** Problem **
Output all of the records exactly, word for word.

Listed entries Block Start

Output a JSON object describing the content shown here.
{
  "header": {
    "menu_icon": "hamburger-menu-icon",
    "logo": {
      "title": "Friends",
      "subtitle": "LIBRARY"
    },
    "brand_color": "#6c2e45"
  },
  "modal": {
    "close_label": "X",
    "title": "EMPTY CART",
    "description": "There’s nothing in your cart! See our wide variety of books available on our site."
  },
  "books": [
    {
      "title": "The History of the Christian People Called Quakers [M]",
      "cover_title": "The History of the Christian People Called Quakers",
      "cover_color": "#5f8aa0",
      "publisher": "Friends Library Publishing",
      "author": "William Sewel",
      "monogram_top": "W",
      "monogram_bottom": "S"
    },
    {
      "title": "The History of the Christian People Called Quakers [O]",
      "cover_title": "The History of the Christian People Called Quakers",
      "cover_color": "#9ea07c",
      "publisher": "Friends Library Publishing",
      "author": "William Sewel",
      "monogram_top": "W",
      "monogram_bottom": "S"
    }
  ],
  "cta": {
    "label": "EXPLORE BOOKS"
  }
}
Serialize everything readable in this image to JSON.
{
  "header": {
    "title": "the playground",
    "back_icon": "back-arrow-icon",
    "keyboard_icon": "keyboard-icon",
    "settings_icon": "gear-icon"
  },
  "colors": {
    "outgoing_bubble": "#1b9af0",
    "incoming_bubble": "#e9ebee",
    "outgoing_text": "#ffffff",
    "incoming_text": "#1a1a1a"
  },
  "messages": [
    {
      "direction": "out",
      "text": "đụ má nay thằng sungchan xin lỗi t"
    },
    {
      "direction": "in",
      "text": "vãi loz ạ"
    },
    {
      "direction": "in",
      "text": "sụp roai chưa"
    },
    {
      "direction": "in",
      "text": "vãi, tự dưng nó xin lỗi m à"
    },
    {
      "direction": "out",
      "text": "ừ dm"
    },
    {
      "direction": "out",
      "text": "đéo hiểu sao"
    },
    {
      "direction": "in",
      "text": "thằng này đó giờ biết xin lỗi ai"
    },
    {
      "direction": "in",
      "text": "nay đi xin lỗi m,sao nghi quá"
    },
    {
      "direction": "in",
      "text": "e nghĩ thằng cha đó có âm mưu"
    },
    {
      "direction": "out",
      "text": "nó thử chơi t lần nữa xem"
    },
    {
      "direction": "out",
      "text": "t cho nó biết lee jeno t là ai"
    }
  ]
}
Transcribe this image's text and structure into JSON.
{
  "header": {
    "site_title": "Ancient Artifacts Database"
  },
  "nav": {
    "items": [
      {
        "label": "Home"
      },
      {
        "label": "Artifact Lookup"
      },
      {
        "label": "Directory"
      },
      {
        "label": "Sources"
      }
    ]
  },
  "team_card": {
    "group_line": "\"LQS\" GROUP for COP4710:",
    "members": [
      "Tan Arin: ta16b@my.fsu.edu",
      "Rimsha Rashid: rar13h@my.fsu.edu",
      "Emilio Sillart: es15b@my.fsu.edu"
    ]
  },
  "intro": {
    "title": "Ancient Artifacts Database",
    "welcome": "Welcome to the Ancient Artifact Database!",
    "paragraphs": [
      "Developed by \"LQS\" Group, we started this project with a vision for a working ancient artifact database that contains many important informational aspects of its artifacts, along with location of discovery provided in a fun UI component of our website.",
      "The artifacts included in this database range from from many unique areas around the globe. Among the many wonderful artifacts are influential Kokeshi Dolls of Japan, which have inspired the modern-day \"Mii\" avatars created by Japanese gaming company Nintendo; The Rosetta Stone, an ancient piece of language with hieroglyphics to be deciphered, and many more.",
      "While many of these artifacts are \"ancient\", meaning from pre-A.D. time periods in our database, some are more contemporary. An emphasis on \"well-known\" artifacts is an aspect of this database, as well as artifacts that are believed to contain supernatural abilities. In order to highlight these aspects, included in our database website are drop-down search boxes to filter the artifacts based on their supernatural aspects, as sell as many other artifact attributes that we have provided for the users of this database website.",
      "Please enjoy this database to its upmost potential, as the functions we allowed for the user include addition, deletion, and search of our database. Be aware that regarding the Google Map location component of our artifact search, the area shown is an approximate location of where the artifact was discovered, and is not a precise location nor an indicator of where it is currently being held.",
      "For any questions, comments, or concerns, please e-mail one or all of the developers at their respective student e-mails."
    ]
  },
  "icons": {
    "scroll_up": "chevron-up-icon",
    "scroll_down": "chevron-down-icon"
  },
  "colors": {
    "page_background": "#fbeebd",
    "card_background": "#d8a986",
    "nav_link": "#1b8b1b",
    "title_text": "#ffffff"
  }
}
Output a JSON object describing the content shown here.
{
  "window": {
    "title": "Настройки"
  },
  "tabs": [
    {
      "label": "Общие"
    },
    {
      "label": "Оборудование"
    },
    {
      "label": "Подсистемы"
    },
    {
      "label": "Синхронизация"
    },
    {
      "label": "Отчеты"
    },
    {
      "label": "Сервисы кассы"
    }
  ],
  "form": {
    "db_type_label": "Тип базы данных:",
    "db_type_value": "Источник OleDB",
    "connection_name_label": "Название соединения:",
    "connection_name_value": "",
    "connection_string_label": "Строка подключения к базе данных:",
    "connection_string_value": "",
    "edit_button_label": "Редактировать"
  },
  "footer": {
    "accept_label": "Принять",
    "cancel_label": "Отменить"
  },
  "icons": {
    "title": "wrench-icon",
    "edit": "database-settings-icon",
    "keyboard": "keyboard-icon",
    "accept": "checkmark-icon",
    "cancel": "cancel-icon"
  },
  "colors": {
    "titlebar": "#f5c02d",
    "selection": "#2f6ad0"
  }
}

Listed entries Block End

** Solution for this problem **
Output a JSON object describing the content shown here.
{
  "header": {
    "menu_icon": "hamburger-menu-icon",
    "logo": {
      "title": "Friends",
      "subtitle": "LIBRARY"
    },
    "brand_color": "#6c2e45"
  },
  "modal": {
    "close_label": "X",
    "title": "EMPTY CART",
    "description": "There’s nothing in your cart! See our wide variety of books available on our site."
  },
  "books": [
    {
      "title": "The History of the Christian People Called Quakers [M]",
      "cover_title": "The History of the Christian People Called Quakers",
      "cover_color": "#5f8aa0",
      "publisher": "Friends Library Publishing",
      "author": "William Sewel",
      "monogram_top": "W",
      "monogram_bottom": "S"
    },
    {
      "title": "The History of the Christian People Called Quakers [O]",
      "cover_title": "The History of the Christian People Called Quakers",
      "cover_color": "#9ea07c",
      "publisher": "Friends Library Publishing",
      "author": "William Sewel",
      "monogram_top": "W",
      "monogram_bottom": "S"
    }
  ],
  "cta": {
    "label": "EXPLORE BOOKS"
  }
}
Serialize everything readable in this image to JSON.
{
  "header": {
    "title": "the playground",
    "back_icon": "back-arrow-icon",
    "keyboard_icon": "keyboard-icon",
    "settings_icon": "gear-icon"
  },
  "colors": {
    "outgoing_bubble": "#1b9af0",
    "incoming_bubble": "#e9ebee",
    "outgoing_text": "#ffffff",
    "incoming_text": "#1a1a1a"
  },
  "messages": [
    {
      "direction": "out",
      "text": "đụ má nay thằng sungchan xin lỗi t"
    },
    {
      "direction": "in",
      "text": "vãi loz ạ"
    },
    {
      "direction": "in",
      "text": "sụp roai chưa"
    },
    {
      "direction": "in",
      "text": "vãi, tự dưng nó xin lỗi m à"
    },
    {
      "direction": "out",
      "text": "ừ dm"
    },
    {
      "direction": "out",
      "text": "đéo hiểu sao"
    },
    {
      "direction": "in",
      "text": "thằng này đó giờ biết xin lỗi ai"
    },
    {
      "direction": "in",
      "text": "nay đi xin lỗi m,sao nghi quá"
    },
    {
      "direction": "in",
      "text": "e nghĩ thằng cha đó có âm mưu"
    },
    {
      "direction": "out",
      "text": "nó thử chơi t lần nữa xem"
    },
    {
      "direction": "out",
      "text": "t cho nó biết lee jeno t là ai"
    }
  ]
}
Transcribe this image's text and structure into JSON.
{
  "header": {
    "site_title": "Ancient Artifacts Database"
  },
  "nav": {
    "items": [
      {
        "label": "Home"
      },
      {
        "label": "Artifact Lookup"
      },
      {
        "label": "Directory"
      },
      {
        "label": "Sources"
      }
    ]
  },
  "team_card": {
    "group_line": "\"LQS\" GROUP for COP4710:",
    "members": [
      "Tan Arin: ta16b@my.fsu.edu",
      "Rimsha Rashid: rar13h@my.fsu.edu",
      "Emilio Sillart: es15b@my.fsu.edu"
    ]
  },
  "intro": {
    "title": "Ancient Artifacts Database",
    "welcome": "Welcome to the Ancient Artifact Database!",
    "paragraphs": [
      "Developed by \"LQS\" Group, we started this project with a vision for a working ancient artifact database that contains many important informational aspects of its artifacts, along with location of discovery provided in a fun UI component of our website.",
      "The artifacts included in this database range from from many unique areas around the globe. Among the many wonderful artifacts are influential Kokeshi Dolls of Japan, which have inspired the modern-day \"Mii\" avatars created by Japanese gaming company Nintendo; The Rosetta Stone, an ancient piece of language with hieroglyphics to be deciphered, and many more.",
      "While many of these artifacts are \"ancient\", meaning from pre-A.D. time periods in our database, some are more contemporary. An emphasis on \"well-known\" artifacts is an aspect of this database, as well as artifacts that are believed to contain supernatural abilities. In order to highlight these aspects, included in our database website are drop-down search boxes to filter the artifacts based on their supernatural aspects, as sell as many other artifact attributes that we have provided for the users of this database website.",
      "Please enjoy this database to its upmost potential, as the functions we allowed for the user include addition, deletion, and search of our database. Be aware that regarding the Google Map location component of our artifact search, the area shown is an approximate location of where the artifact was discovered, and is not a precise location nor an indicator of where it is currently being held.",
      "For any questions, comments, or concerns, please e-mail one or all of the developers at their respective student e-mails."
    ]
  },
  "icons": {
    "scroll_up": "chevron-up-icon",
    "scroll_down": "chevron-down-icon"
  },
  "colors": {
    "page_background": "#fbeebd",
    "card_background": "#d8a986",
    "nav_link": "#1b8b1b",
    "title_text": "#ffffff"
  }
}
Output a JSON object describing the content shown here.
{
  "window": {
    "title": "Настройки"
  },
  "tabs": [
    {
      "label": "Общие"
    },
    {
      "label": "Оборудование"
    },
    {
      "label": "Подсистемы"
    },
    {
      "label": "Синхронизация"
    },
    {
      "label": "Отчеты"
    },
    {
      "label": "Сервисы кассы"
    }
  ],
  "form": {
    "db_type_label": "Тип базы данных:",
    "db_type_value": "Источник OleDB",
    "connection_name_label": "Название соединения:",
    "connection_name_value": "",
    "connection_string_label": "Строка подключения к базе данных:",
    "connection_string_value": "",
    "edit_button_label": "Редактировать"
  },
  "footer": {
    "accept_label": "Принять",
    "cancel_label": "Отменить"
  },
  "icons": {
    "title": "wrench-icon",
    "edit": "database-settings-icon",
    "keyboard": "keyboard-icon",
    "accept": "checkmark-icon",
    "cancel": "cancel-icon"
  },
  "colors": {
    "titlebar": "#f5c02d",
    "selection": "#2f6ad0"
  }
}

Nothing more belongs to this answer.